  • The nature and expression of senescence in plants are outcomes of coevolutionary influences from biotic factors in the environment
  • Pathogens commonly invoke senescence-like hypersensitive, chlorotic and necrotic responses in their hosts
  • Green islands often form when a pathogen attempts to turn senescing host tissue into a zombified source of nutrition
  • Biotic and abiotic interactions have driven the evolution of distinctive senescence-specific metabolism
  • Reactive oxygen species and secondary pathways are common to senescence physiology and defences against pathogens and predators
  • The characteristic yellows, oranges, reds and purples that often develop during senescence are symptoms of novel metabolism
  • The molecular basis and function of some colour changes in senescence are well established: e.g. de-greening and chlorophyll breakdown
  • Because intermediates are photosensitizers, chlorophyll catabolism takes place via a kind of detoxification pathway
  • Controlled removal of chlorophyll during senescence makes chloroplast thylakoid proteins available for recycling

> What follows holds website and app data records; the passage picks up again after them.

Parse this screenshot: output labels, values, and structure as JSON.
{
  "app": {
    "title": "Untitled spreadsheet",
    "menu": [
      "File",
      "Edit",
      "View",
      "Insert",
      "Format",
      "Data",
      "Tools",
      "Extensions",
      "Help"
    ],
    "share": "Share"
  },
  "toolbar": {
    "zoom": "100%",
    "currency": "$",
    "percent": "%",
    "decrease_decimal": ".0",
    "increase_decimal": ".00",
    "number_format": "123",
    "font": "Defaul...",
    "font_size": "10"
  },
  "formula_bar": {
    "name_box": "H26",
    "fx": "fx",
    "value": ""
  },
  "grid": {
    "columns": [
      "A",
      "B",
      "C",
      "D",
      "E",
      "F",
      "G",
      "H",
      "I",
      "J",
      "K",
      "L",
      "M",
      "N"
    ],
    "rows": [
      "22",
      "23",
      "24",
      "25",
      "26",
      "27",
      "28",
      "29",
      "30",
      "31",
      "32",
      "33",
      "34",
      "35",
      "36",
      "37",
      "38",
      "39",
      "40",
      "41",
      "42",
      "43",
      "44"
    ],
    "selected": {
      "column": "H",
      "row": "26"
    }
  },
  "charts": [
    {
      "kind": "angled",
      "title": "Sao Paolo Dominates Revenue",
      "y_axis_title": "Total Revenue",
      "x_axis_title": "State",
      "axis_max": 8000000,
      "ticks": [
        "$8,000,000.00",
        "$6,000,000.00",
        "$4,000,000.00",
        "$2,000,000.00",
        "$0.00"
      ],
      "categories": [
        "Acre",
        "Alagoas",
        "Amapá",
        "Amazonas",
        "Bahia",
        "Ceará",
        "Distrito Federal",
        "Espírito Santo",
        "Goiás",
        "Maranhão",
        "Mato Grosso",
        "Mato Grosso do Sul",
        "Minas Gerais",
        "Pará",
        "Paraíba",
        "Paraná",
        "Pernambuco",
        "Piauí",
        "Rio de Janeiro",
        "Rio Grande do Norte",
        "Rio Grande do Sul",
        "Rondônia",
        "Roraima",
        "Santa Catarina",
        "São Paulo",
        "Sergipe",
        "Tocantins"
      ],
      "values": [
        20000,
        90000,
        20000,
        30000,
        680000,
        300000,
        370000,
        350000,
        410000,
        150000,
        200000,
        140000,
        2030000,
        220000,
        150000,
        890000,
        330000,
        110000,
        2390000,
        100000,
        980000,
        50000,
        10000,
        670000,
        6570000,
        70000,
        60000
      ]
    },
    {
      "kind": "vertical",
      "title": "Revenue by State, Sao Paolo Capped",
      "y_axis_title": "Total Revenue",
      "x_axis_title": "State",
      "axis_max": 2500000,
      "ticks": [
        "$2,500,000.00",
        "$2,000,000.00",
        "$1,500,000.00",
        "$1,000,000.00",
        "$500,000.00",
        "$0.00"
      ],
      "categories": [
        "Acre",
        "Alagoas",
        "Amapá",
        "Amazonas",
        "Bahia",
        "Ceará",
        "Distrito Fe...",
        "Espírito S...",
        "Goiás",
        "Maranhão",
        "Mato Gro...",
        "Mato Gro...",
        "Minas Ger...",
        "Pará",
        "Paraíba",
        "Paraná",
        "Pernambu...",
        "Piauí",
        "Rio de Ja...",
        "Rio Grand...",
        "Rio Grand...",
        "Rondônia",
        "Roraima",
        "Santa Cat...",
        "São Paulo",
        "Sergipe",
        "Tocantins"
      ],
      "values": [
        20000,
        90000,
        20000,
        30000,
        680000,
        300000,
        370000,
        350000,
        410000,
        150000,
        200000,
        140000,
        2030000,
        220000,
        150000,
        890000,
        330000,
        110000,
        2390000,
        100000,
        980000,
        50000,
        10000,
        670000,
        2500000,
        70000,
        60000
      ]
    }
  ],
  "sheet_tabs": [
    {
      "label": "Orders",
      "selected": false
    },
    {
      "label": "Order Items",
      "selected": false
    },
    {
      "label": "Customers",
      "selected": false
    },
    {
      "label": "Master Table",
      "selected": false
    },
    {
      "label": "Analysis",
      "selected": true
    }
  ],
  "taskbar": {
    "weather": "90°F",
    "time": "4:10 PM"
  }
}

  • The significance of changes in carotenoid and phenylpropanoid pigments in senescing leaves is incompletely understood
  • Some hypotheses propose that the reds and yellows of senescing leaves are visual signals to interacting insects
  • There is evidence that colour changes protect senescing tissue from damage by light or other abiotic stresses
  • It is possible that the colours of senescing tissues invite aesthetic responses in humans but have no intrinsic function

What goes on inside a senescing plant, and how does it help to know?

  • As well as chlorophyll catabolism, pathways for remobilization and salvage of nutrients (N,P,S) are activated during senescence
  • There have been significant recent advances in knowledge of the cell biology of protein recycling in senescing tissues
  • Details of nucleic acid, lipid and other metabolic pathways during senescence remain to be determined
  • Vast numbers of senescence-associated genes and regulatory elements have been described
  • Efforts to build senescence-associated genes into meaningful regulatory networks are at an early stage
  • Plant senescence is often classified as a member of the programmed cell death family of terminal processes
  • The relationship between senescence and other instances of programmed autolysis, such as autophagy, is a fertile research area
  • At the level of whole-plant development, senescence is integral to the regulatory cross-talk between sources and sinks
  • Plants and their parts must achieve competence before they can senesce in response to internal and environmental signals
  • Competence to senesce is associated with phase-change, the juvenility-maturity transition, and epigenetic factors
  • Plant development is not only origami (morphogenesis and growth); it requires scissors (selective deletion through senescence) too
  • Senescence is an essential element in eco-devo, genotype-phenotype studies of functioning individuals and evolving plant populations
  • By analogy with eco-devo, senescence is critical for agri-devo, the study of crop development, yield and survival
  • Senescence is a primary target for economically and environmentally expensive agricultural inputs (fertilizer, pesticides, water)
  • Senescence sets limits on crop adaptability and resource capture
  • Agriculture is largely concerned with keeping crops alive long enough and in a physiological condition to yield a harvest
  • Many modern staples have been selected for delayed senescence (stay-green) and efficient nutrient recycling
  • Understanding how and why plants senesce is necessary if we are to address global ecological and agricultural challenges